■ **Problem description**:
What lines below include the word "réseau"? Copy each one.

■ **Material provided**:

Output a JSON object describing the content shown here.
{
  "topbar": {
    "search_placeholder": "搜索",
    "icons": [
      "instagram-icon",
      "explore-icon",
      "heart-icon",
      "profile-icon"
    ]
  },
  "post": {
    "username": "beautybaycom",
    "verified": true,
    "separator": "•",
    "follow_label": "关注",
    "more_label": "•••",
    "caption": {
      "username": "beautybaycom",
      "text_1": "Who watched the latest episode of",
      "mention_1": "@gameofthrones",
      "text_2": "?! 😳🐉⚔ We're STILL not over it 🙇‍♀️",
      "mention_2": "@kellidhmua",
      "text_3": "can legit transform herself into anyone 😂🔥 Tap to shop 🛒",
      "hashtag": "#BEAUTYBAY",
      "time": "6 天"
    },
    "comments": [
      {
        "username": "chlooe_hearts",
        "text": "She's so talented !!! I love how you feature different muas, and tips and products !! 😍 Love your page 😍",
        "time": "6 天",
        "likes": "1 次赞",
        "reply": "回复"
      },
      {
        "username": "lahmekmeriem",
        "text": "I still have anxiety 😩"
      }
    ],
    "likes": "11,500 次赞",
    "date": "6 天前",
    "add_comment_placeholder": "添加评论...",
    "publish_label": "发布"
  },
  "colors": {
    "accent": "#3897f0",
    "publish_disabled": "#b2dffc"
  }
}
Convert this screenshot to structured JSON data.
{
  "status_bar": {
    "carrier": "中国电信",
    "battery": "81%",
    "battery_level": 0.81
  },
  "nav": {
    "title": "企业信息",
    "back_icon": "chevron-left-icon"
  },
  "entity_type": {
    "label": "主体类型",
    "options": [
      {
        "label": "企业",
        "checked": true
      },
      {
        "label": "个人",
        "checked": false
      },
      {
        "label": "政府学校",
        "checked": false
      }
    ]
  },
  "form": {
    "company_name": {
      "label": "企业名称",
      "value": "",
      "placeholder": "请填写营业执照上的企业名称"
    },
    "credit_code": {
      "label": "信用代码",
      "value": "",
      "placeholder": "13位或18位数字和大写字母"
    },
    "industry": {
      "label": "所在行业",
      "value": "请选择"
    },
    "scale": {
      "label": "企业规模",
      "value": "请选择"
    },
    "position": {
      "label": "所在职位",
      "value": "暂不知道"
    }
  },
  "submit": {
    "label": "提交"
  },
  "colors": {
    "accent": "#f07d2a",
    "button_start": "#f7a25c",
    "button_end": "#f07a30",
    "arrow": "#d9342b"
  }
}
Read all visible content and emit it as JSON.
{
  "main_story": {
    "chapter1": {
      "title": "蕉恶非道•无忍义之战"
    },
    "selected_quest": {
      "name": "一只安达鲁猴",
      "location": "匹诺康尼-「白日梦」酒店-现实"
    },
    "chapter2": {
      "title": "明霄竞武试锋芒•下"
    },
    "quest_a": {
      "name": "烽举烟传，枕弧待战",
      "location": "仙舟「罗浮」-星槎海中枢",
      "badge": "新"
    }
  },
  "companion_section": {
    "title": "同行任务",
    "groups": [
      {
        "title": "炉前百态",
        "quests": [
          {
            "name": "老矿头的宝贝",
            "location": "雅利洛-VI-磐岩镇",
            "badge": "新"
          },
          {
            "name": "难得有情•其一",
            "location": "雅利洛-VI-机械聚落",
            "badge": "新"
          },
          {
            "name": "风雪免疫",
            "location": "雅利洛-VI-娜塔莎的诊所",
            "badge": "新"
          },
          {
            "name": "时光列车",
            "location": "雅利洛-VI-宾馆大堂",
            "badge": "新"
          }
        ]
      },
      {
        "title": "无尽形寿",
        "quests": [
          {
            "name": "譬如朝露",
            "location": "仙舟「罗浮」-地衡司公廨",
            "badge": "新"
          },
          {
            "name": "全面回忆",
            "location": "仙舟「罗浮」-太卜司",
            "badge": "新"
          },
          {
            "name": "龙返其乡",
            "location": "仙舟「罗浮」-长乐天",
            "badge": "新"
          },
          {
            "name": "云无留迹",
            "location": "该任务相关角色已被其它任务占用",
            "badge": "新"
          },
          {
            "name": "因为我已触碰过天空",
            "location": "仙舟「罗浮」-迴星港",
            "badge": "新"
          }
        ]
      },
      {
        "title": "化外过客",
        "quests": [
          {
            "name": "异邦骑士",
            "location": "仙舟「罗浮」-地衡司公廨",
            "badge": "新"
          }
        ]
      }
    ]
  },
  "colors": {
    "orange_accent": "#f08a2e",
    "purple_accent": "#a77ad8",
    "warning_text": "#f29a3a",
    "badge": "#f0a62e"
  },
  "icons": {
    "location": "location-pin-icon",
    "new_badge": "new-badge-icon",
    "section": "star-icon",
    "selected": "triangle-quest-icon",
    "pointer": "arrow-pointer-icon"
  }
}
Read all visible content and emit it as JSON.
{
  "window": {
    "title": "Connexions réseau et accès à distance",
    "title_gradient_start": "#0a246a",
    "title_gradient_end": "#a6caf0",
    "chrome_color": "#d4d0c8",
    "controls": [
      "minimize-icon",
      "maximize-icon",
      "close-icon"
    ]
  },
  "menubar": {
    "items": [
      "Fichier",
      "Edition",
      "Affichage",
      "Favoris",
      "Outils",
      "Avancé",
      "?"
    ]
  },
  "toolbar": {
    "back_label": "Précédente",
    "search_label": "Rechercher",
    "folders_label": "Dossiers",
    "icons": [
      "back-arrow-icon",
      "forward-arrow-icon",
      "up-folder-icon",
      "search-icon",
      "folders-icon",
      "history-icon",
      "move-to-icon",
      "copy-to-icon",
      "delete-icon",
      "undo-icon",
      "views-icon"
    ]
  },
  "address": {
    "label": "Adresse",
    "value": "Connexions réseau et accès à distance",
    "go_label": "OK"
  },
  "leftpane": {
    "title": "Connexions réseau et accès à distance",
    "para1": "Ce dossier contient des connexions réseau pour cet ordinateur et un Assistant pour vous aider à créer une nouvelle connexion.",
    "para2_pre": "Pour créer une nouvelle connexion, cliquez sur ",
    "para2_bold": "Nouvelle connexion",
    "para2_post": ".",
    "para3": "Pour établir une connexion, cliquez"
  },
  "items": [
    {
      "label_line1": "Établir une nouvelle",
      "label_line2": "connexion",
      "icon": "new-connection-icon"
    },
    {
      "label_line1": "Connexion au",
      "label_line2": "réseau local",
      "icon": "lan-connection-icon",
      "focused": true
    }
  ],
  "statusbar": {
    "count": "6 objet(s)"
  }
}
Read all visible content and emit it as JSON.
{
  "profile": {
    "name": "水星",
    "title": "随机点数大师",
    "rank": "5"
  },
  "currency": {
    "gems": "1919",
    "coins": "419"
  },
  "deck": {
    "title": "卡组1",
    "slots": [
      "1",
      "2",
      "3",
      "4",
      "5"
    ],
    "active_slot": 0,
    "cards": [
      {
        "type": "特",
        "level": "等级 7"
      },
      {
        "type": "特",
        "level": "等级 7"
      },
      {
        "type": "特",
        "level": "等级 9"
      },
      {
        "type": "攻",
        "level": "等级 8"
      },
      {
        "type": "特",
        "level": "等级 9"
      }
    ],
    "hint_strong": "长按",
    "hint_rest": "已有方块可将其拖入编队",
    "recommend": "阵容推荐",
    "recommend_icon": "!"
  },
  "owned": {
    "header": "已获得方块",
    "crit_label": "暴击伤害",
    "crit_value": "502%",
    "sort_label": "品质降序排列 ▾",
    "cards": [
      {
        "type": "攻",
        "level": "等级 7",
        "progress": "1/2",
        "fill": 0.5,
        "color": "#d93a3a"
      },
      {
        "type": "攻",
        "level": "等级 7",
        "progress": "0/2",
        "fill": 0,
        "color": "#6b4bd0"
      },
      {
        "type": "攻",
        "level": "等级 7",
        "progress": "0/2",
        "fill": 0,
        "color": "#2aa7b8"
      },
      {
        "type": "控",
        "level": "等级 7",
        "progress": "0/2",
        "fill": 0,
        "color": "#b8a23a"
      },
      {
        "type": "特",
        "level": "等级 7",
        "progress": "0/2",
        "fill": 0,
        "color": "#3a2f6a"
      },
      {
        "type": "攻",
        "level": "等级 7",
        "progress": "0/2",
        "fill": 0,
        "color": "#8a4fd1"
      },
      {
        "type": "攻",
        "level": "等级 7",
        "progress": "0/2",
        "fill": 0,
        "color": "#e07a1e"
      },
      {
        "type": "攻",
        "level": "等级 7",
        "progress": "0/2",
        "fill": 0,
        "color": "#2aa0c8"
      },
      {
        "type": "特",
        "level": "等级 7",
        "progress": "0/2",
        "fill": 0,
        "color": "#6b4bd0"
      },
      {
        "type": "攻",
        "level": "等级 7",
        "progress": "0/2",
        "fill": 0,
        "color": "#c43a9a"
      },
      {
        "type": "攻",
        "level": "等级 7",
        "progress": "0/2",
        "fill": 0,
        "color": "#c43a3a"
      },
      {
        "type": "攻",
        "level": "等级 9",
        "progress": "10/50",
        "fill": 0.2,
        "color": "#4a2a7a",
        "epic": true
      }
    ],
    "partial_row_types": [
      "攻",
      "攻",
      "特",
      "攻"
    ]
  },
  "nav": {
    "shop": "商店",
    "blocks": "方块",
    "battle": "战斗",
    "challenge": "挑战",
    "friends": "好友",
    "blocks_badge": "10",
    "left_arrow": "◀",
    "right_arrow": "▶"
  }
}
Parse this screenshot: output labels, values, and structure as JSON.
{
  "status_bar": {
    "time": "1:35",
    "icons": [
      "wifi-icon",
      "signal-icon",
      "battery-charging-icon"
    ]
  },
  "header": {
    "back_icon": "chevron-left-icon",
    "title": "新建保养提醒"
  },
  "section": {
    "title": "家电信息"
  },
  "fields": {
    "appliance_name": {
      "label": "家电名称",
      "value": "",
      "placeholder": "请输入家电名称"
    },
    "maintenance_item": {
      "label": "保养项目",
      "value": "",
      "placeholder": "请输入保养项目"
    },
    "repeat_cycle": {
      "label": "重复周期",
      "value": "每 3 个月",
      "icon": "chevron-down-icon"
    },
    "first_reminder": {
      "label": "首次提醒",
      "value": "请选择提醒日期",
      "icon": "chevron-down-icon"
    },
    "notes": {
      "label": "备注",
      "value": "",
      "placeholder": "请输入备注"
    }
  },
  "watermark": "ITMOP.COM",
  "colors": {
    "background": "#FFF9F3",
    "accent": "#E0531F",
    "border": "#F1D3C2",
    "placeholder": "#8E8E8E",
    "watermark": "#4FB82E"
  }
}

■ **Result for this task**:
    "title": "Connexions réseau et accès à distance",
    "value": "Connexions réseau et accès à distance",
    "title": "Connexions réseau et accès à distance",
    "para1": "Ce dossier contient des connexions réseau pour cet ordinateur et un Assistant pour vous aider à créer une nouvelle connexion.",
      "label_line2": "réseau local",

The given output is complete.